Israel’s defense minister suggested today that future coronavirus assistance for the Gaza Strip be contingent on recovering the remains of two Israeli soldiers who died in 2014.
Reuters quoted Bennett as telling reporters that while the world is now discussing Gaza’s humanitarian issues, “Israel also has humanitarian needs, which are mainly the recovery of the fallen.” He added, “It would not be right to disconnect these things.”
Israel accuses Hamas, which rules the Gaza Strip, of holding onto the remains of Oron Shaul and Hadar Goldin, both Israel Defense Forces soldiers killed in the 2014 war.
“I think that we need to enter a broad dialogue about Gaza’s and our humanitarian needs,” Bennett said.
Although Gaza’s borders are largely sealed to the outside world, the coronavirus was detected in Rafah on March 21. Movement in and out of the territory is heavily restricted due to an Israeli-Egyptian blockade imposed after the militant group Hamas took over the strip in 2007.
As of today, the Hamas-run Health Ministry in the Mediterranean enclave had confirmed 12 cases of the coronavirus, including two Gazans who had recently returned from Egypt and are now in quarantine.
Public health experts say the emergence of COVID-19 in the densely populated strip could be catastrophic.
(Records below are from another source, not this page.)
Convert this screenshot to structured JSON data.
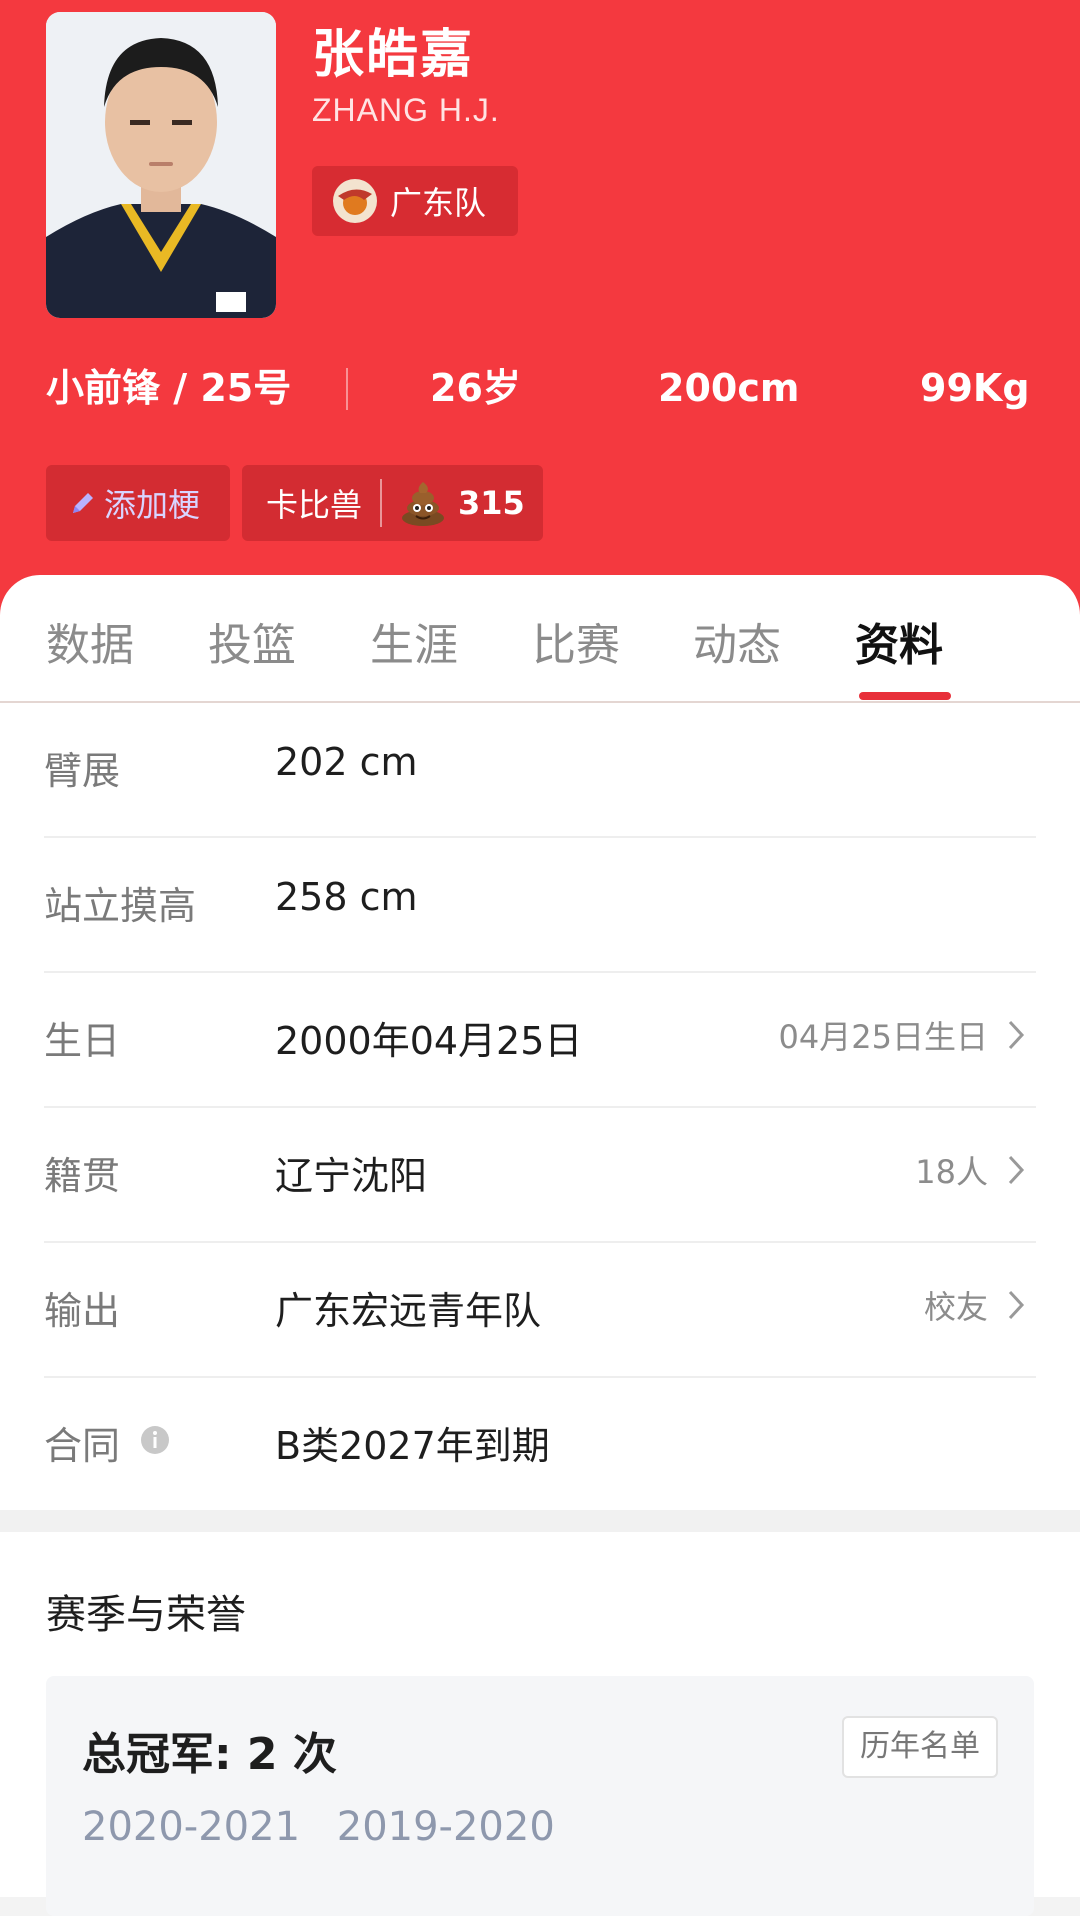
{
  "player": {
    "name": "张皓嘉",
    "name_en": "ZHANG H.J.",
    "team": "广东队",
    "position_number": "小前锋 / 25号",
    "age": "26岁",
    "height": "200cm",
    "weight": "99Kg"
  },
  "tags": {
    "add_label": "添加梗",
    "nickname": "卡比兽",
    "count": "315"
  },
  "tabs": [
    "数据",
    "投篮",
    "生涯",
    "比赛",
    "动态",
    "资料"
  ],
  "active_tab": "资料",
  "info": [
    {
      "label": "臂展",
      "value": "202 cm",
      "extra": ""
    },
    {
      "label": "站立摸高",
      "value": "258 cm",
      "extra": ""
    },
    {
      "label": "生日",
      "value": "2000年04月25日",
      "extra": "04月25日生日"
    },
    {
      "label": "籍贯",
      "value": "辽宁沈阳",
      "extra": "18人"
    },
    {
      "label": "输出",
      "value": "广东宏远青年队",
      "extra": "校友"
    },
    {
      "label": "合同",
      "value": "B类2027年到期",
      "extra": ""
    }
  ],
  "honors": {
    "section_title": "赛季与荣誉",
    "title": "总冠军: 2 次",
    "list_button": "历年名单",
    "seasons": [
      "2020-2021",
      "2019-2020"
    ]
  },
  "colors": {
    "brand_red": "#f4393f",
    "tab_underline": "#e8303a"
  }
}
Military conflict with Israel, internal political instability and a 13-year blockade have left hospitals overburdened and understaffed. Refugees living in crowded camps in Gaza are especially vulnerable, where a lack of adequate sanitation and space could create the perfect breeding ground for an infectious disease.
According to Physicians for Human Rights-Israel, Gaza’s health care system is equipped with just 70 intensive care unit beds and faces a shortage of skilled staff, oxygen devices and protective equipment.
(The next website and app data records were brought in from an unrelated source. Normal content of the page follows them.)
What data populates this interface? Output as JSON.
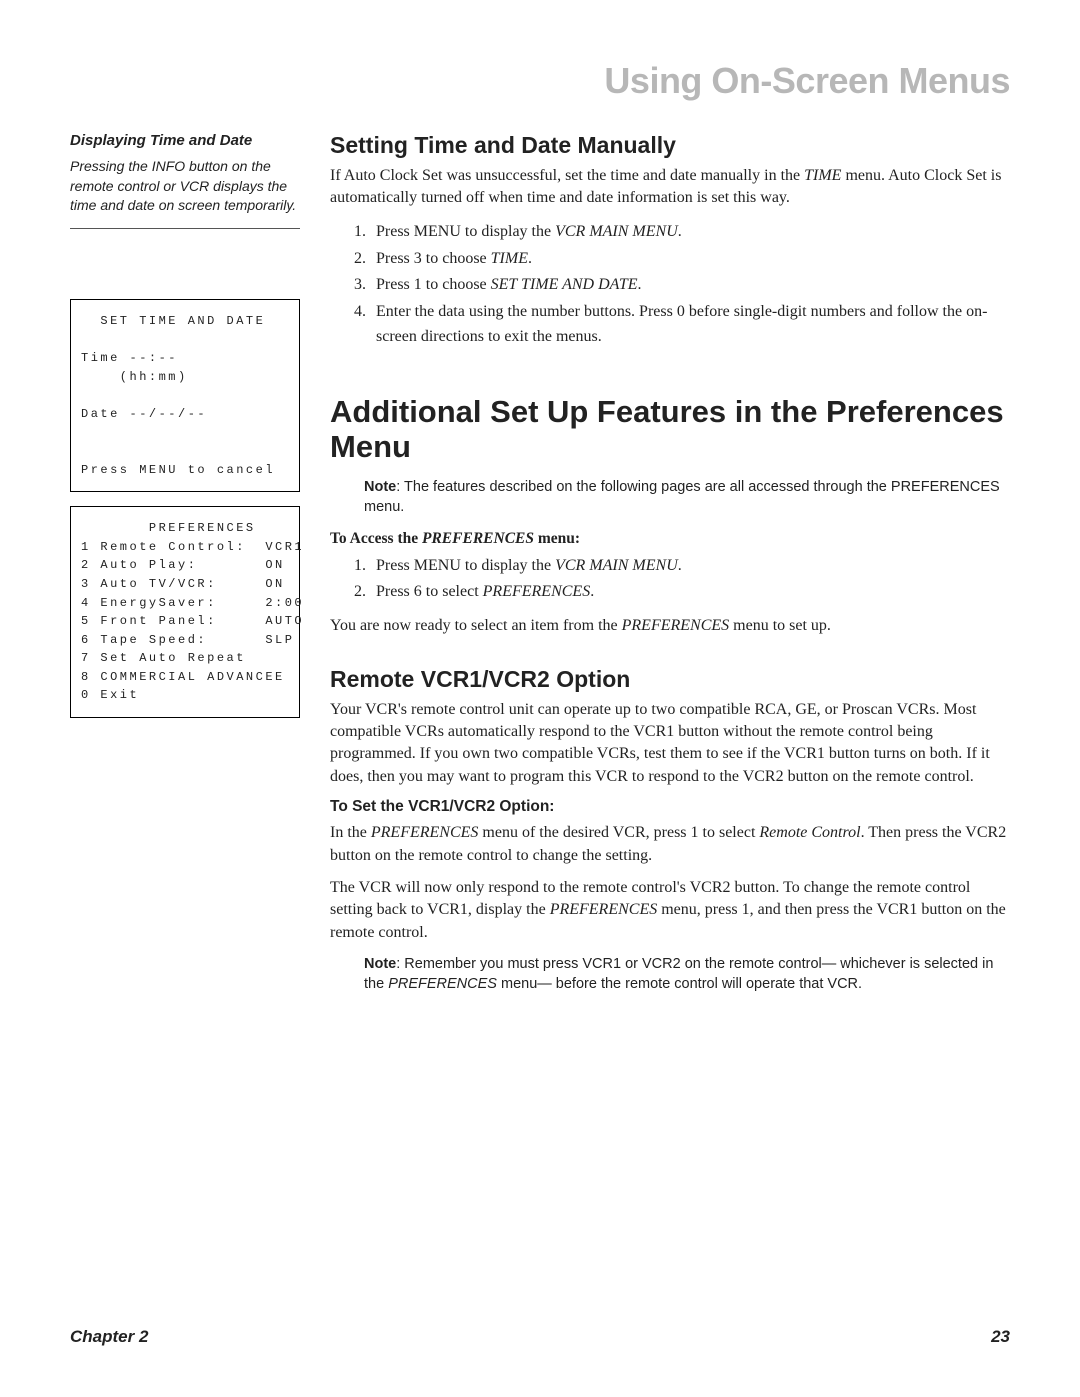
{
  "header": {
    "chapter_title": "Using On-Screen Menus"
  },
  "sidebar": {
    "tip_head": "Displaying Time and Date",
    "tip_text": "Pressing the INFO button on the remote control or VCR displays the time and date on screen temporarily.",
    "screen1": {
      "l1": "  SET TIME AND DATE",
      "l2": "",
      "l3": "Time --:--",
      "l4": "    (hh:mm)",
      "l5": "",
      "l6": "Date --/--/--",
      "l7": "",
      "l8": "",
      "l9": "Press MENU to cancel"
    },
    "screen2": {
      "l1": "       PREFERENCES",
      "l2": "1 Remote Control:  VCR1",
      "l3": "2 Auto Play:       ON",
      "l4": "3 Auto TV/VCR:     ON",
      "l5": "4 EnergySaver:     2:00",
      "l6": "5 Front Panel:     AUTO",
      "l7": "6 Tape Speed:      SLP",
      "l8": "7 Set Auto Repeat",
      "l9": "8 COMMERCIAL ADVANCEE",
      "l0": "0 Exit"
    }
  },
  "main": {
    "h2a": "Setting Time and Date Manually",
    "p1a": "If Auto Clock Set was unsuccessful, set the time and date manually in the ",
    "p1b": "TIME",
    "p1c": " menu. Auto Clock Set is automatically turned off when time and date information is set this way.",
    "steps1": {
      "s1a": "Press MENU to display the ",
      "s1b": "VCR MAIN MENU",
      "s1c": ".",
      "s2a": "Press 3 to choose ",
      "s2b": "TIME",
      "s2c": ".",
      "s3a": "Press 1 to choose ",
      "s3b": "SET TIME AND DATE",
      "s3c": ".",
      "s4": "Enter the data using the number buttons. Press 0 before single-digit numbers and follow the on-screen directions to exit the menus."
    },
    "h1": "Additional Set Up Features in the Preferences Menu",
    "note1a": "Note",
    "note1b": ": The features described on the following pages are all accessed through the PREFERENCES menu.",
    "run1a": "To Access the ",
    "run1b": "PREFERENCES",
    "run1c": " menu:",
    "steps2": {
      "s1a": "Press MENU to display the ",
      "s1b": "VCR MAIN MENU",
      "s1c": ".",
      "s2a": "Press 6 to select ",
      "s2b": "PREFERENCES",
      "s2c": "."
    },
    "p2a": "You are now ready to select an item from the ",
    "p2b": "PREFERENCES",
    "p2c": " menu to set up.",
    "h2b": "Remote VCR1/VCR2 Option",
    "p3": "Your VCR's remote control unit can operate up to two compatible RCA, GE, or Proscan VCRs. Most compatible VCRs automatically respond to the VCR1 button without the remote control being programmed. If you own two compatible VCRs, test them to see if the VCR1 button turns on both. If it does, then you may want to program this VCR to respond to the VCR2 button on the remote control.",
    "run2": "To Set the VCR1/VCR2 Option:",
    "p4a": "In the ",
    "p4b": "PREFERENCES",
    "p4c": " menu of the desired VCR, press 1 to select ",
    "p4d": "Remote Control",
    "p4e": ". Then press the VCR2 button on the remote control to change the setting.",
    "p5a": "The VCR will now only respond to the remote control's VCR2 button. To change the remote control setting back to VCR1, display the ",
    "p5b": "PREFERENCES",
    "p5c": " menu, press 1, and then press the VCR1 button on the remote control.",
    "note2a": "Note",
    "note2b": ": Remember you must press VCR1 or VCR2 on the remote control— whichever is selected in the ",
    "note2c": "PREFERENCES",
    "note2d": " menu— before the remote control will operate that VCR."
  },
  "footer": {
    "left": "Chapter 2",
    "right": "23"
  }
}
In Israel, where the death toll from coronavirus has reached 25, Prime Minister Benjamin Netanyahu has rolled out new guidelines to slow the spread of the disease. In a televised address this evening, the Israeli leader said that all Israelis should be wearing masks out in public or an alternative face covering such as a scarf.
He also announced that families with children will receive a direct payment from the government of 500 Israeli shekels per child ($140). Travel to and from the ultra-Orthodox city of Bnei Brak, where the virus is spreading rapidly, will be limited.